Required action: Every record below should appear in your answer, copied exactly.
-- Supplied records follows --
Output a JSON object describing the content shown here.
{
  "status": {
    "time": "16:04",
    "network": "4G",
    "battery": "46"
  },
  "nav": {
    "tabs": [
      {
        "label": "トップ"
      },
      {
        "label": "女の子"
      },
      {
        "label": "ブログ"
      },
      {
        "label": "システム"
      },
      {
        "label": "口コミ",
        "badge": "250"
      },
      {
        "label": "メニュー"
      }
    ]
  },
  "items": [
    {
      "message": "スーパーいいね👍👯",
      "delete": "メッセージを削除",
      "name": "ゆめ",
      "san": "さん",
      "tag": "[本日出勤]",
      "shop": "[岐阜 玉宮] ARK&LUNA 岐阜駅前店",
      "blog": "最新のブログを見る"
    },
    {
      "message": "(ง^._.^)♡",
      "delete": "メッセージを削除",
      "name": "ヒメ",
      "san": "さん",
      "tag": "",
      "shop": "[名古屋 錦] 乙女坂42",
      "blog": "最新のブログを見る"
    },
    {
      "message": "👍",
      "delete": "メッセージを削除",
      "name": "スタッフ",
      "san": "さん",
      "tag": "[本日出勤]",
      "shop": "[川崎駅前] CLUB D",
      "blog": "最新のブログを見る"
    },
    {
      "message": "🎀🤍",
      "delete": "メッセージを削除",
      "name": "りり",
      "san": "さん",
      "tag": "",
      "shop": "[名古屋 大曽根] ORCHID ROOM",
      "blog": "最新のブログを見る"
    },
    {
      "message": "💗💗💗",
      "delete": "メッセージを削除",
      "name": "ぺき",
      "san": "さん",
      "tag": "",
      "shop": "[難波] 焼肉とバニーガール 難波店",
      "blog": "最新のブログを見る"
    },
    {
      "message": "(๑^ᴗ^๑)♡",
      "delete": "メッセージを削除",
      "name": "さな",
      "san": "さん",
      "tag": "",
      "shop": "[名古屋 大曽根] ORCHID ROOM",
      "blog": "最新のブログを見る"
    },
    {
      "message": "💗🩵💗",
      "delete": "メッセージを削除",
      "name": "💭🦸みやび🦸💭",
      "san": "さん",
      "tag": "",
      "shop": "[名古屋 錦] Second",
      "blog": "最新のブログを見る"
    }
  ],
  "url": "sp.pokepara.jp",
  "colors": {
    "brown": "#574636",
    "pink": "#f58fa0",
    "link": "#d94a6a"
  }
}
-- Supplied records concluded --
Answer for this exercise:
Output a JSON object describing the content shown here.
{
  "status": {
    "time": "16:04",
    "network": "4G",
    "battery": "46"
  },
  "nav": {
    "tabs": [
      {
        "label": "トップ"
      },
      {
        "label": "女の子"
      },
      {
        "label": "ブログ"
      },
      {
        "label": "システム"
      },
      {
        "label": "口コミ",
        "badge": "250"
      },
      {
        "label": "メニュー"
      }
    ]
  },
  "items": [
    {
      "message": "スーパーいいね👍👯",
      "delete": "メッセージを削除",
      "name": "ゆめ",
      "san": "さん",
      "tag": "[本日出勤]",
      "shop": "[岐阜 玉宮] ARK&LUNA 岐阜駅前店",
      "blog": "最新のブログを見る"
    },
    {
      "message": "(ง^._.^)♡",
      "delete": "メッセージを削除",
      "name": "ヒメ",
      "san": "さん",
      "tag": "",
      "shop": "[名古屋 錦] 乙女坂42",
      "blog": "最新のブログを見る"
    },
    {
      "message": "👍",
      "delete": "メッセージを削除",
      "name": "スタッフ",
      "san": "さん",
      "tag": "[本日出勤]",
      "shop": "[川崎駅前] CLUB D",
      "blog": "最新のブログを見る"
    },
    {
      "message": "🎀🤍",
      "delete": "メッセージを削除",
      "name": "りり",
      "san": "さん",
      "tag": "",
      "shop": "[名古屋 大曽根] ORCHID ROOM",
      "blog": "最新のブログを見る"
    },
    {
      "message": "💗💗💗",
      "delete": "メッセージを削除",
      "name": "ぺき",
      "san": "さん",
      "tag": "",
      "shop": "[難波] 焼肉とバニーガール 難波店",
      "blog": "最新のブログを見る"
    },
    {
      "message": "(๑^ᴗ^๑)♡",
      "delete": "メッセージを削除",
      "name": "さな",
      "san": "さん",
      "tag": "",
      "shop": "[名古屋 大曽根] ORCHID ROOM",
      "blog": "最新のブログを見る"
    },
    {
      "message": "💗🩵💗",
      "delete": "メッセージを削除",
      "name": "💭🦸みやび🦸💭",
      "san": "さん",
      "tag": "",
      "shop": "[名古屋 錦] Second",
      "blog": "最新のブログを見る"
    }
  ],
  "url": "sp.pokepara.jp",
  "colors": {
    "brown": "#574636",
    "pink": "#f58fa0",
    "link": "#d94a6a"
  }
}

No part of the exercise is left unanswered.